Exercise
Without including any picture, copy the entries that follow word for word.

:: Material provided

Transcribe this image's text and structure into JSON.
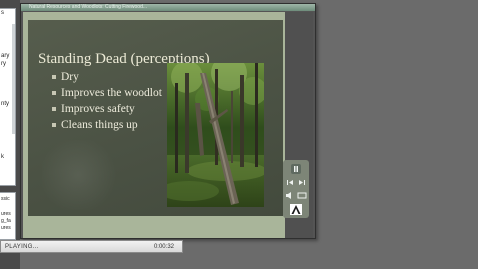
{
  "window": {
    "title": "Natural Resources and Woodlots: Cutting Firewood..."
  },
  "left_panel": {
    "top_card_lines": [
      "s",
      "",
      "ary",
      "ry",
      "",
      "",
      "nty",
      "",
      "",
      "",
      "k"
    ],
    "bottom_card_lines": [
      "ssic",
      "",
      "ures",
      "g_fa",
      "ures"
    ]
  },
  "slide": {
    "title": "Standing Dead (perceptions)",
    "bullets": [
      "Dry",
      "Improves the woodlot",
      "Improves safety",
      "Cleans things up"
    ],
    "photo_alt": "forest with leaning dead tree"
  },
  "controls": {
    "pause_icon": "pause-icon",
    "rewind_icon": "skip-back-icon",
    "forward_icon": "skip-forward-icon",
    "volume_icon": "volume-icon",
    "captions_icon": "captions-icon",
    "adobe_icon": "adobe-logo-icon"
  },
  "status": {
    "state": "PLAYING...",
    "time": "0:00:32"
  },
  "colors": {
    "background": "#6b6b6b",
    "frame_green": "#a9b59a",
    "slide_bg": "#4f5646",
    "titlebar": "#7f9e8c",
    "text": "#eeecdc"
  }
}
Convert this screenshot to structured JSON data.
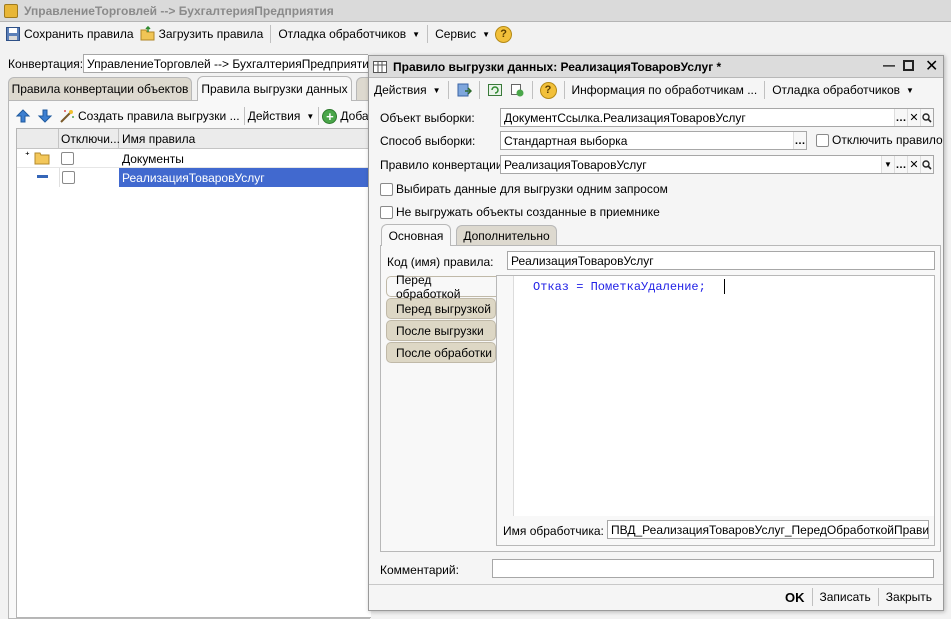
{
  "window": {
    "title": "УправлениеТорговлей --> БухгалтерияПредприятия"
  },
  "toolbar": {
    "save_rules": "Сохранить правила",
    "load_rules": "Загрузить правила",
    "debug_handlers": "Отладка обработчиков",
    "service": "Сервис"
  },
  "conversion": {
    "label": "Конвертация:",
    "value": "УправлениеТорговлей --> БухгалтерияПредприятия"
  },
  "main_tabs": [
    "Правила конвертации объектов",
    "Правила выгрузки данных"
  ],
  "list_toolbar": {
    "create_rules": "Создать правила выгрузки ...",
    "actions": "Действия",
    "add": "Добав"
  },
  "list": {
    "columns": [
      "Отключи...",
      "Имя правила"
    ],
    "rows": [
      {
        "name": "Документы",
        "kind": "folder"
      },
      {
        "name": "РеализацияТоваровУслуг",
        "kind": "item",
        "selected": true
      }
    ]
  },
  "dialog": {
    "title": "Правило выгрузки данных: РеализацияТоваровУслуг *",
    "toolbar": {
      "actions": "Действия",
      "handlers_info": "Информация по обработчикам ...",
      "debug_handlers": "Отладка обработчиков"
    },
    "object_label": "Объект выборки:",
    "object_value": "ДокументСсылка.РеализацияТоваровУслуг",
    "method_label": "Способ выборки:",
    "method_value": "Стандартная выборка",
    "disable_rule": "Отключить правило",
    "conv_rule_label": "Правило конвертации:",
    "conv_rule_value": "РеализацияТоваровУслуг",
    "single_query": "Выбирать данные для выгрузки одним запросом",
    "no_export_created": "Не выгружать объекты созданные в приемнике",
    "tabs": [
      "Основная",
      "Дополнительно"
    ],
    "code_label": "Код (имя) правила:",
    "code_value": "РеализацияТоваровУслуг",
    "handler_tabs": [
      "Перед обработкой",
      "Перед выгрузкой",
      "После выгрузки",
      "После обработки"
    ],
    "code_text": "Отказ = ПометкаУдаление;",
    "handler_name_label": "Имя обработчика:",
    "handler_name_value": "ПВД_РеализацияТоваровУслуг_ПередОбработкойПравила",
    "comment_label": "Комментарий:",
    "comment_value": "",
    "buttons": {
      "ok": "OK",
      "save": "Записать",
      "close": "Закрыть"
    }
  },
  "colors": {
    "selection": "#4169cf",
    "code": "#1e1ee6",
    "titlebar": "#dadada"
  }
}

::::

Answer box
Transcribe this image's text and structure into JSON.
{
  "window": {
    "title": "Natural Resources and Woodlots: Cutting Firewood..."
  },
  "left_panel": {
    "top_card_lines": [
      "s",
      "",
      "ary",
      "ry",
      "",
      "",
      "nty",
      "",
      "",
      "",
      "k"
    ],
    "bottom_card_lines": [
      "ssic",
      "",
      "ures",
      "g_fa",
      "ures"
    ]
  },
  "slide": {
    "title": "Standing Dead (perceptions)",
    "bullets": [
      "Dry",
      "Improves the woodlot",
      "Improves safety",
      "Cleans things up"
    ],
    "photo_alt": "forest with leaning dead tree"
  },
  "controls": {
    "pause_icon": "pause-icon",
    "rewind_icon": "skip-back-icon",
    "forward_icon": "skip-forward-icon",
    "volume_icon": "volume-icon",
    "captions_icon": "captions-icon",
    "adobe_icon": "adobe-logo-icon"
  },
  "status": {
    "state": "PLAYING...",
    "time": "0:00:32"
  },
  "colors": {
    "background": "#6b6b6b",
    "frame_green": "#a9b59a",
    "slide_bg": "#4f5646",
    "titlebar": "#7f9e8c",
    "text": "#eeecdc"
  }
}
Convert this screenshot to structured JSON data.
{
  "window": {
    "title": "УправлениеТорговлей --> БухгалтерияПредприятия"
  },
  "toolbar": {
    "save_rules": "Сохранить правила",
    "load_rules": "Загрузить правила",
    "debug_handlers": "Отладка обработчиков",
    "service": "Сервис"
  },
  "conversion": {
    "label": "Конвертация:",
    "value": "УправлениеТорговлей --> БухгалтерияПредприятия"
  },
  "main_tabs": [
    "Правила конвертации объектов",
    "Правила выгрузки данных"
  ],
  "list_toolbar": {
    "create_rules": "Создать правила выгрузки ...",
    "actions": "Действия",
    "add": "Добав"
  },
  "list": {
    "columns": [
      "Отключи...",
      "Имя правила"
    ],
    "rows": [
      {
        "name": "Документы",
        "kind": "folder"
      },
      {
        "name": "РеализацияТоваровУслуг",
        "kind": "item",
        "selected": true
      }
    ]
  },
  "dialog": {
    "title": "Правило выгрузки данных: РеализацияТоваровУслуг *",
    "toolbar": {
      "actions": "Действия",
      "handlers_info": "Информация по обработчикам ...",
      "debug_handlers": "Отладка обработчиков"
    },
    "object_label": "Объект выборки:",
    "object_value": "ДокументСсылка.РеализацияТоваровУслуг",
    "method_label": "Способ выборки:",
    "method_value": "Стандартная выборка",
    "disable_rule": "Отключить правило",
    "conv_rule_label": "Правило конвертации:",
    "conv_rule_value": "РеализацияТоваровУслуг",
    "single_query": "Выбирать данные для выгрузки одним запросом",
    "no_export_created": "Не выгружать объекты созданные в приемнике",
    "tabs": [
      "Основная",
      "Дополнительно"
    ],
    "code_label": "Код (имя) правила:",
    "code_value": "РеализацияТоваровУслуг",
    "handler_tabs": [
      "Перед обработкой",
      "Перед выгрузкой",
      "После выгрузки",
      "После обработки"
    ],
    "code_text": "Отказ = ПометкаУдаление;",
    "handler_name_label": "Имя обработчика:",
    "handler_name_value": "ПВД_РеализацияТоваровУслуг_ПередОбработкойПравила",
    "comment_label": "Комментарий:",
    "comment_value": "",
    "buttons": {
      "ok": "OK",
      "save": "Записать",
      "close": "Закрыть"
    }
  },
  "colors": {
    "selection": "#4169cf",
    "code": "#1e1ee6",
    "titlebar": "#dadada"
  }
}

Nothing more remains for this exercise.